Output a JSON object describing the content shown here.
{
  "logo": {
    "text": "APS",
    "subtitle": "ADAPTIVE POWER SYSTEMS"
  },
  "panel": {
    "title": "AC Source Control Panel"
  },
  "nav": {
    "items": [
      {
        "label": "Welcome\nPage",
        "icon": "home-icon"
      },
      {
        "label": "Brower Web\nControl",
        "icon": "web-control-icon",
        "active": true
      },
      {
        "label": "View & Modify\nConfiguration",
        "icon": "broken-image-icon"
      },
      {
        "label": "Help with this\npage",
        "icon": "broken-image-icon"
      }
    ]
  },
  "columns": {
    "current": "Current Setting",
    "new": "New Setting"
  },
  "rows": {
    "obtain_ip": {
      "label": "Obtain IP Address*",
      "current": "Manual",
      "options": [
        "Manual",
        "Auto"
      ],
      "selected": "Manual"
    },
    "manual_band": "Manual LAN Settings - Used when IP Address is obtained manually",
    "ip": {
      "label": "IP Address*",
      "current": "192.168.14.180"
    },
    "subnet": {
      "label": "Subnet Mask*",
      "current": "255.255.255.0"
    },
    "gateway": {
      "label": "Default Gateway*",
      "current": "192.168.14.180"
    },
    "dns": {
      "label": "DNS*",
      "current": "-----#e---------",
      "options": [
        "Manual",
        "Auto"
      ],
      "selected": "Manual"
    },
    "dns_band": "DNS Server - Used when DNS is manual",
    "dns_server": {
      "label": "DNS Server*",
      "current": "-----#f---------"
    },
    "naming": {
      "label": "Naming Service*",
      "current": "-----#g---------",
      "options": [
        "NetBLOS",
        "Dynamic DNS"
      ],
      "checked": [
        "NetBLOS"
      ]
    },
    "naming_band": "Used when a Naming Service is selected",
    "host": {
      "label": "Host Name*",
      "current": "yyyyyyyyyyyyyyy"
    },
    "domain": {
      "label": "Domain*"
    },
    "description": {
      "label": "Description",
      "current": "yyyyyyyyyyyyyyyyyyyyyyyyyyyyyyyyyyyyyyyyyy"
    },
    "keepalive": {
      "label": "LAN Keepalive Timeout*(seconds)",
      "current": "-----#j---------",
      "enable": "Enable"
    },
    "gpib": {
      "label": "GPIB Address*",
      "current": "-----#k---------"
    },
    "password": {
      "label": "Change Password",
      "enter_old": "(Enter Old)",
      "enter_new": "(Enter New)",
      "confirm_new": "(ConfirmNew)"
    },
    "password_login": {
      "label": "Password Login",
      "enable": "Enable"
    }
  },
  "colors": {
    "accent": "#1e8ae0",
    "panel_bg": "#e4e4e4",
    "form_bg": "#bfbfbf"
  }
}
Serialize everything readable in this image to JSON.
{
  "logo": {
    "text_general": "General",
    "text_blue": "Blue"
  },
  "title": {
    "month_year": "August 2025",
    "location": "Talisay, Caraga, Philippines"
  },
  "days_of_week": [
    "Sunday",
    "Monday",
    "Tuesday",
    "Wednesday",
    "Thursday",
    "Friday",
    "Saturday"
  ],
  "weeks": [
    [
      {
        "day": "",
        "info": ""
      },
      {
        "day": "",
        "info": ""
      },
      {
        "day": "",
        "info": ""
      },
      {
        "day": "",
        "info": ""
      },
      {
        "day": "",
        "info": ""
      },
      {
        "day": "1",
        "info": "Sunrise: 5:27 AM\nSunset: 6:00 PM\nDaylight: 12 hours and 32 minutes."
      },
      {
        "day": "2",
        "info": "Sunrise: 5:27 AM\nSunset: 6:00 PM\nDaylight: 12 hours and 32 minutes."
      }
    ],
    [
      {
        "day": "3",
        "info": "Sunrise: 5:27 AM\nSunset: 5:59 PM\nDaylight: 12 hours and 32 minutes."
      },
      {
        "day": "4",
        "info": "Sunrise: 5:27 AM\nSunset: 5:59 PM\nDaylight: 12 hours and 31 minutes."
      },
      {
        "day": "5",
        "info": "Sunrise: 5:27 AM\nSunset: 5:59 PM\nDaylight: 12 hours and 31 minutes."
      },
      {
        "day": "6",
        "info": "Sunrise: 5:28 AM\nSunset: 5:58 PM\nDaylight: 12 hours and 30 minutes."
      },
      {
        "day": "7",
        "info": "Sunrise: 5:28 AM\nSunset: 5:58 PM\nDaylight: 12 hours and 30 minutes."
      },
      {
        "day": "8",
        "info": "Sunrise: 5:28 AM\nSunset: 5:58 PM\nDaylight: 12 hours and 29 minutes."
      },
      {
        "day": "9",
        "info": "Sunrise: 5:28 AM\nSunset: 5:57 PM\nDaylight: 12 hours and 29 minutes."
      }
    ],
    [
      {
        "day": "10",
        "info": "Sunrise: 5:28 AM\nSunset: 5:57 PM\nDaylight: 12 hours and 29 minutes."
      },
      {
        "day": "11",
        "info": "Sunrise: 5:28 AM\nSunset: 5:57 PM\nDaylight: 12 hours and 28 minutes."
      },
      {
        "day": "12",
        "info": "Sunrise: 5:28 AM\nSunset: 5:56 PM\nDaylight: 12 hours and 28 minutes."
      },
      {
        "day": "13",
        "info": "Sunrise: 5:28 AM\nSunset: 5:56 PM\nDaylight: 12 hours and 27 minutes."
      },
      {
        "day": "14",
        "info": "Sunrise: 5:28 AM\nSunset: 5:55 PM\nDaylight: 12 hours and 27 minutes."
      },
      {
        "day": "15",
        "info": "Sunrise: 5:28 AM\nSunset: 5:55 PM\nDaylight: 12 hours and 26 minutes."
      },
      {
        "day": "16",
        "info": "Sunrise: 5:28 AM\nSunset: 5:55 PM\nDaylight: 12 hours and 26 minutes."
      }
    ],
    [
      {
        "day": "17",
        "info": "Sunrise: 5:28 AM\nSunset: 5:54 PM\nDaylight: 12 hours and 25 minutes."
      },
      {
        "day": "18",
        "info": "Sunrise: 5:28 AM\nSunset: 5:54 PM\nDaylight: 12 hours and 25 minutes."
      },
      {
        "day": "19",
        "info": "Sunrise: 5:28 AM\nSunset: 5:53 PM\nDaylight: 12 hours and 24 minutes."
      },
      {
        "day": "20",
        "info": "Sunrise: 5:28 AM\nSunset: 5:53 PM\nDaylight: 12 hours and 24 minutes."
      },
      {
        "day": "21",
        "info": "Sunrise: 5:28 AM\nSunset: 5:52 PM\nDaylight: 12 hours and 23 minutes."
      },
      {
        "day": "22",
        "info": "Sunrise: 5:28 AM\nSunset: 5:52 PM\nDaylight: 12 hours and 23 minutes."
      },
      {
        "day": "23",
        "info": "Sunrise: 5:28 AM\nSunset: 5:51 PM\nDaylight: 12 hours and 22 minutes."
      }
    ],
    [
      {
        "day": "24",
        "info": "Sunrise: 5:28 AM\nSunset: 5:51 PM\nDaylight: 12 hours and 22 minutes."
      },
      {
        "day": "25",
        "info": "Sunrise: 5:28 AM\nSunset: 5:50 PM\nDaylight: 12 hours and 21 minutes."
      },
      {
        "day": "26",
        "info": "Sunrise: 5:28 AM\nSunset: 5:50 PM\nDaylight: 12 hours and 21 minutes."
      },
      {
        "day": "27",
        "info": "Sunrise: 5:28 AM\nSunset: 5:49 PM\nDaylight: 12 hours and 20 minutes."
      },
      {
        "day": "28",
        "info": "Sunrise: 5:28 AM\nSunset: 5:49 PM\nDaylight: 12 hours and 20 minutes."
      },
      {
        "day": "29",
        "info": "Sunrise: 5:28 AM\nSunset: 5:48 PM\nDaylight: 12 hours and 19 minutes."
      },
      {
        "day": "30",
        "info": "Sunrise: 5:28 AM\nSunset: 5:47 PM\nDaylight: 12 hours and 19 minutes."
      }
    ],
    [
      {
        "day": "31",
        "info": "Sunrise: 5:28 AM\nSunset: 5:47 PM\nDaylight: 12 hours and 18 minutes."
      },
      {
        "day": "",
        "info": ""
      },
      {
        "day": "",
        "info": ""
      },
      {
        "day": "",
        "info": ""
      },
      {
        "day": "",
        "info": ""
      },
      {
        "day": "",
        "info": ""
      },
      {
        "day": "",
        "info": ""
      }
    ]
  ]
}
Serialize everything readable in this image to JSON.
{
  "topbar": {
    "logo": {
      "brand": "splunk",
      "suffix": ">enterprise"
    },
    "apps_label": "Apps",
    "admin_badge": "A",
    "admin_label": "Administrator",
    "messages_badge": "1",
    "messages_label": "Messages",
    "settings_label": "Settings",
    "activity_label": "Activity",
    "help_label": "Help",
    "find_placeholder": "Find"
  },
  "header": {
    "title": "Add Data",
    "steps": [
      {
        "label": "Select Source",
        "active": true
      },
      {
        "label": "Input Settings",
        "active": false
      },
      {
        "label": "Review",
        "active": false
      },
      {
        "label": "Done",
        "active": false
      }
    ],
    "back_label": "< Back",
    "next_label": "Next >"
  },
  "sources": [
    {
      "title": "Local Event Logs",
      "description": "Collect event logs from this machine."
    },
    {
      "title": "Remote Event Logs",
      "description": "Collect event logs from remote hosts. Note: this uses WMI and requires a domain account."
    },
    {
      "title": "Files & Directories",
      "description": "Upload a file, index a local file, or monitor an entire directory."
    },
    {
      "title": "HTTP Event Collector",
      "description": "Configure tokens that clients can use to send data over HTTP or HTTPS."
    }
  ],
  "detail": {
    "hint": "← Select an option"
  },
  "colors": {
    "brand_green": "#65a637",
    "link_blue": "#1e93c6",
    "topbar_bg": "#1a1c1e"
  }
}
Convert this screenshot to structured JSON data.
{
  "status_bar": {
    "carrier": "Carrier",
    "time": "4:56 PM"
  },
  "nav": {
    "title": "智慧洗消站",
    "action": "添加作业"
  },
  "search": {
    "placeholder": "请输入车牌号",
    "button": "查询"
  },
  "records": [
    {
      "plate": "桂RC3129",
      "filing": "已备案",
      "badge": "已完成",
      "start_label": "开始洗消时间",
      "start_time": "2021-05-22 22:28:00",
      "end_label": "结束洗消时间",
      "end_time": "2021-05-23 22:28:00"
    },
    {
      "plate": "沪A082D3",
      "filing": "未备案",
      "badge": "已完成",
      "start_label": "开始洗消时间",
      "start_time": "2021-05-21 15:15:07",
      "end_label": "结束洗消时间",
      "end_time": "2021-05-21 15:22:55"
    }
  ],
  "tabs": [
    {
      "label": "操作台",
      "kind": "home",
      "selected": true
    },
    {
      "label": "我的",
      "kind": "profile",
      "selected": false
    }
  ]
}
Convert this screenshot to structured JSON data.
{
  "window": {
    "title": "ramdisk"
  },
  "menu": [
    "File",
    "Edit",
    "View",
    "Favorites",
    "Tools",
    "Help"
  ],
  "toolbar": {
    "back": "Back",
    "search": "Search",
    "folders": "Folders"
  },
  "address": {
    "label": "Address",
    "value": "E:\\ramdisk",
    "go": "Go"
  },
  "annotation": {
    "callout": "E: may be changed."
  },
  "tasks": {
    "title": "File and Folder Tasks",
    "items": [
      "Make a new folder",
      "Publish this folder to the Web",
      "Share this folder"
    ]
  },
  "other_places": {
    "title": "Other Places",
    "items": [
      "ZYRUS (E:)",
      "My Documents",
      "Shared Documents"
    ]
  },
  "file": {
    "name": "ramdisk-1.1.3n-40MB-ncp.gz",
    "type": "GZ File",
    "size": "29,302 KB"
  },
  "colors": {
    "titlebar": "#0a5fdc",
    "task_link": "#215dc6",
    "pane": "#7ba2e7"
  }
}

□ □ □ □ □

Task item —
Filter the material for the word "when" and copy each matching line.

Answer box —
    "manual_band": "Manual LAN Settings - Used when IP Address is obtained manually",
    "dns_band": "DNS Server - Used when DNS is manual",
    "naming_band": "Used when a Naming Service is selected",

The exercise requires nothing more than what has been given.